GM vows losses will end in '93 Firm seeks to calm skeptical investors

NEW YORK -- At a special meeting called to placate skeptical Wall Street investors, General Motors Corp.'s new managers promised yesterday to halve the company's record losses in North America this year and eliminate them completely in 1993.

If the predictions prove true, and the stumbling giant's other operations remain profitable, 1993 would be GM's first profitable year after three years of stunning losses.


Analysts, however, remained skeptical, despite the much-awaited meeting with the company at GM's New York headquarters.

"Cutting their losses in half isn't going to do it," said Thomas Galvin, an auto industry analyst with C.J. Lawrence Inc. "As for getting into the black next year, they've talked about that in the past.
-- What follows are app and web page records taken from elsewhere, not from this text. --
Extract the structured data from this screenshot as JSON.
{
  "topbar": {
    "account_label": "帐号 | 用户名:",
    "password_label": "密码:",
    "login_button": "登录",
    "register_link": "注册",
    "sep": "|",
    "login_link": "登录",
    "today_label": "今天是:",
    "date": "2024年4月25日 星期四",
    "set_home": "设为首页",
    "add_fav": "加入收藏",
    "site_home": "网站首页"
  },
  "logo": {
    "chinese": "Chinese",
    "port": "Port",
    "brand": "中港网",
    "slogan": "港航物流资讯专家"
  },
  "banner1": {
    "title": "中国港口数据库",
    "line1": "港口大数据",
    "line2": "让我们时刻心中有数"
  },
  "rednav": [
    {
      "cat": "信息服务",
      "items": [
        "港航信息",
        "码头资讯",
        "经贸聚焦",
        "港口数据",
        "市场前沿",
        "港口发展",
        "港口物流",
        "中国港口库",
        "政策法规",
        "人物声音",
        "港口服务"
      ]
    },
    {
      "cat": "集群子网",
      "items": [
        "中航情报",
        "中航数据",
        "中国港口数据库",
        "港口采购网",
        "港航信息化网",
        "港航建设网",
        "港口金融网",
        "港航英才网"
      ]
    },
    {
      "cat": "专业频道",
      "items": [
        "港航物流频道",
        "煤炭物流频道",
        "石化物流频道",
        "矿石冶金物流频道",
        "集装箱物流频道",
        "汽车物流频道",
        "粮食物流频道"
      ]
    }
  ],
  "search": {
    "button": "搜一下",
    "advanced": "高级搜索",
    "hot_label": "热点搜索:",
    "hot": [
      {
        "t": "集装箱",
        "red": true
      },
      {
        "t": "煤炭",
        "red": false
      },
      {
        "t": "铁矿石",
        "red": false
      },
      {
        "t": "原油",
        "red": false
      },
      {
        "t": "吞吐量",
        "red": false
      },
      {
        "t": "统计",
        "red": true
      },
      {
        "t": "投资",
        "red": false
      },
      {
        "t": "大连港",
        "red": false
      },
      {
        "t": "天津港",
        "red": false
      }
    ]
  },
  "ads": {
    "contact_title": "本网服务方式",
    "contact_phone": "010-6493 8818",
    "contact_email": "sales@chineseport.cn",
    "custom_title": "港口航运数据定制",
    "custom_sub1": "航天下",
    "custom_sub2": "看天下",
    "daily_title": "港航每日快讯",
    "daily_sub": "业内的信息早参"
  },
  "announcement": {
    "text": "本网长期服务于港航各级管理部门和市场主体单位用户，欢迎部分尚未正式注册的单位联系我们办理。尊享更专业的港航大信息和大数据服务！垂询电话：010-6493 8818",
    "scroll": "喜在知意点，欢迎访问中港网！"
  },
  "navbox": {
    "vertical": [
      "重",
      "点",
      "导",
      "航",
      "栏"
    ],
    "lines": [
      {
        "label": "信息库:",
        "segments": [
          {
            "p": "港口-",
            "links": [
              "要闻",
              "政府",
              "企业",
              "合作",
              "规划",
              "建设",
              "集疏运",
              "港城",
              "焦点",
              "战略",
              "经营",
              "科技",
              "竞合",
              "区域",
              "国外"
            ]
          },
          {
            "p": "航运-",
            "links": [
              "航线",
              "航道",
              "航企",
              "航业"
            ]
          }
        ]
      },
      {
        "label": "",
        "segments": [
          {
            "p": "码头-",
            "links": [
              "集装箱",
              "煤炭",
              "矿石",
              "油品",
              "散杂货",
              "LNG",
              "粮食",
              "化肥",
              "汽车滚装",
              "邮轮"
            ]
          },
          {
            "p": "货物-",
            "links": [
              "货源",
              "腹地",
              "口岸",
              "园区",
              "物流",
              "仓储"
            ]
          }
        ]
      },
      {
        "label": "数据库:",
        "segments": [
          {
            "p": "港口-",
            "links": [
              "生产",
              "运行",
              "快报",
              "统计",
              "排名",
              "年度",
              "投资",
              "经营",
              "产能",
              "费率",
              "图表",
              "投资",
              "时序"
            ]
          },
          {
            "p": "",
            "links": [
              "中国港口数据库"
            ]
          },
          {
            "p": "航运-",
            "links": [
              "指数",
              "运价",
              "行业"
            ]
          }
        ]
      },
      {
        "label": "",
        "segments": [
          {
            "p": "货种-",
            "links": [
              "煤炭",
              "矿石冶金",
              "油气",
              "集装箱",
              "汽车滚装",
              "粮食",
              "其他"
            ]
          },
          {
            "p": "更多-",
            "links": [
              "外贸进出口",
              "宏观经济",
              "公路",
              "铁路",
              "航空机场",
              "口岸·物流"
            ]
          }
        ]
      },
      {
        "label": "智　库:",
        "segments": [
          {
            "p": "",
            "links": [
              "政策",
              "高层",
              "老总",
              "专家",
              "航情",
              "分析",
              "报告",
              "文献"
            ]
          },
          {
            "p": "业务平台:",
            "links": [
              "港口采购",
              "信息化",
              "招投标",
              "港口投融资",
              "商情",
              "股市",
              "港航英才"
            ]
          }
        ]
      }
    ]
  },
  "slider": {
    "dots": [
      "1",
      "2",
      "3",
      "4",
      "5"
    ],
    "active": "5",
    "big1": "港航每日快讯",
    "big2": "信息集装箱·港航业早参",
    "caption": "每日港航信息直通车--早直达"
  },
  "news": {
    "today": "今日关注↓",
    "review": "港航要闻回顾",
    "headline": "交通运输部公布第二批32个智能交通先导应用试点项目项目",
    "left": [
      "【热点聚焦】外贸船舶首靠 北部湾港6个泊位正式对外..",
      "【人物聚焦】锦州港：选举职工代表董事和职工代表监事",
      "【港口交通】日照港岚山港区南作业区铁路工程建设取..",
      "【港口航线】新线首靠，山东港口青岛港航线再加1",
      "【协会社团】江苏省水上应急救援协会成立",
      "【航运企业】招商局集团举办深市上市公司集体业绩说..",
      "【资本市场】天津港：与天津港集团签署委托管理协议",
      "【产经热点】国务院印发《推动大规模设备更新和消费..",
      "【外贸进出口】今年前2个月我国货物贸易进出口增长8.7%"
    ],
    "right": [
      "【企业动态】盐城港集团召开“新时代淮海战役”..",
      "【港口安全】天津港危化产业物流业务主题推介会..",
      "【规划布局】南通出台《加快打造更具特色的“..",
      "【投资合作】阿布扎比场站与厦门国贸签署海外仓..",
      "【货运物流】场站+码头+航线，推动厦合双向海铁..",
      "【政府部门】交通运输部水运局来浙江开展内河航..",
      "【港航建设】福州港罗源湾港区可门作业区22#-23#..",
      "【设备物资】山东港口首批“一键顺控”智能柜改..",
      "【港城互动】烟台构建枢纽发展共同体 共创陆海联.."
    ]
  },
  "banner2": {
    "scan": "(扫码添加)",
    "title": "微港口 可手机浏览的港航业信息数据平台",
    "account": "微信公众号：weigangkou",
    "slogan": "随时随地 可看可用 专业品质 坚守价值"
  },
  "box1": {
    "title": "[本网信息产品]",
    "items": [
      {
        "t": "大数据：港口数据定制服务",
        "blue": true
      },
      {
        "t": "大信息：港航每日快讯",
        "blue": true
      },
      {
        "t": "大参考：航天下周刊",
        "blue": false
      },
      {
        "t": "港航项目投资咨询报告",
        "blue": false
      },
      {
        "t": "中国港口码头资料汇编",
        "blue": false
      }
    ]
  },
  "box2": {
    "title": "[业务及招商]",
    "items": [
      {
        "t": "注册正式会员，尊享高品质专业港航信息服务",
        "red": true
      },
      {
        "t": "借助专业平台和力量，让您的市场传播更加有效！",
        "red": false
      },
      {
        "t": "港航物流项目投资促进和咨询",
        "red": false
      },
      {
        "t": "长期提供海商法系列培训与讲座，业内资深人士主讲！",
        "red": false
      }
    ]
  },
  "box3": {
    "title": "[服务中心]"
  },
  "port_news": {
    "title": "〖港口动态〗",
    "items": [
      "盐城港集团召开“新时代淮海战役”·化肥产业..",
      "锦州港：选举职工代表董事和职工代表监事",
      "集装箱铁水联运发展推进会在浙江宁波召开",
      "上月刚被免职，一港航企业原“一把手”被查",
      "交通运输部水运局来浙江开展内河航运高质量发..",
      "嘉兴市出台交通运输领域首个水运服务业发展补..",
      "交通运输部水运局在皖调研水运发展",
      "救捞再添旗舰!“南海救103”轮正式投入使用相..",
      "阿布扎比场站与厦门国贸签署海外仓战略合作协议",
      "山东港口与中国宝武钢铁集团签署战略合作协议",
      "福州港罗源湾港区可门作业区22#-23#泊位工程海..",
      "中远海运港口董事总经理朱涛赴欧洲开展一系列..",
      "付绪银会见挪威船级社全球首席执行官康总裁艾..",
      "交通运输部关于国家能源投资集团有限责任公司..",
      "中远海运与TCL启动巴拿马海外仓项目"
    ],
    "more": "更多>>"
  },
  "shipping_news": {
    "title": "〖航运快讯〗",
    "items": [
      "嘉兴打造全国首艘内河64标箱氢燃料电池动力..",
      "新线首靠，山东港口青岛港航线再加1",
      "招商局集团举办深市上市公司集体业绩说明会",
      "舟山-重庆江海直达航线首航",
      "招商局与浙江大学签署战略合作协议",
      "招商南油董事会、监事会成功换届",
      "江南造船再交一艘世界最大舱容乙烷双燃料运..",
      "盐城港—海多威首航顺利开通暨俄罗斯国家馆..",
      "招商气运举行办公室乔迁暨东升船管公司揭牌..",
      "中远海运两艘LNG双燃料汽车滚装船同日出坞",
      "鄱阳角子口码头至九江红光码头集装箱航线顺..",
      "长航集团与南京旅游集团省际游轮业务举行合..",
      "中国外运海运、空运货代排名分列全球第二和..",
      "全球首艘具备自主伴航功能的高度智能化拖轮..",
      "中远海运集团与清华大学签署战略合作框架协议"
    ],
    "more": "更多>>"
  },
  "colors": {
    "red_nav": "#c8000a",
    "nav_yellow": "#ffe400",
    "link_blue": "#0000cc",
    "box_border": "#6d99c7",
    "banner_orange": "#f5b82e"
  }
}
We'll have to wait and see if it really takes place."


GM stock closed yesterday at $30.25 a share on the New York Stock Exchange, up 21.5 cents.

Last year alone, GM lost an estimated $7.5 billion in its key North American operations, leading to a companywide loss of $4.5 billion, the largest in U.S. corporate history.

"We're not depending on an economic upturn to turn us around," said John F. Smith Jr., GM's chief executive officer. "We're implementing fundamental changes that will allow us to be profitable even in an economic downturn."

To help attain that goal, Mr. Smith, who was appointed to his post 10 days ago after top management was fired by the GM's board, said more blue- and white-collar jobs could be cut in addition to those already announced.

The current cost-cutting program for North America calls for 21 plants to be closed, the number of blue-collar employees to shrink to 288,000 by the end of this year and down to 250,000 by 1995. That compared with 329,000 workers in 1990. The company has also said it will reduce the number of white-collar salaried staff to to 76,000 next year, from 136,000 in 1985.

Mr. Smith said the staff reductions for 1992 were ahead of schedule and predicted that even more white-collar workers would be fired from GM's enormous bureaucracy -- perhaps as many as 10,000 more positions, which he said would make GM as lean as the Ford Motor Co.

No new layoffs or plant closings were announced yesterday. GM has named 14 of the 21 plants that are to close. The remaining seven probably will be made known by the first week of December, officials said.

"As you know, we've been fatter than the competition, but we're going to get lean fast," Mr. Smith told reporters after meeting with about 200 Wall Street analysts.


TC The world's largest automaker, GM is also the nation's largest employer. A GM minivan plant in Baltimore provides work for more than 3,000.

William E. Hoglund, executive vice president, said the layoffs had resulted in about $1 billion of the $3 billion that the North American operations has pared from last year's $6.1 billion in pretax losses for the first nine months of the year.

A sign of the changing fortunes, Mr. Hoglund said, was that preliminary figures for October showed the company marginally in the black.

Despite the good news for October, the final quarter of the year, which runs from Oct. 1 through Dec. 31, would not be profitable, he said.

In all, the company is expected to lose between $3 billion and $4 billion in North America this year. The corporation's total losses will depend on the results of its more profitable overseas operations.

But analysts said that the reductions in GM's losses were only a first step and that predictions of profitability next year had a familiar ring.


Mr. Galvin, with C.J. Lawrence, said that if GM really does slash its losses in North America to under $4 billion this year, it might be unreasonable to expect GM to cut losses by another $4 billion next year and return to profitability.

John E. Hilton, an auto analyst for Argus Research, said he, too, was skeptical, though willing to give the new management a chance.

While some analysts have recommended buying GM stock, Mr. Hilton is one of many who think that GM's stock remains too risky to hold because its prospects are so uncertain.

"I'm not going to raise my investment recommendation on GM until I see evidence that things have turned around," Mr. Hilton said.

Mr. Galvin said GM must hurry to regain profitability because investors will become more impatient.

Auto stocks, he said, are traditionally seen as a safe source of dividends. GM's decision two weeks ago to slash its dividend for the second time in two years, however, will dampen many investors' interest, Mr. Galvin said.


"They made a good presentation, but now we have to see if they really can follow through," Mr. Galvin said.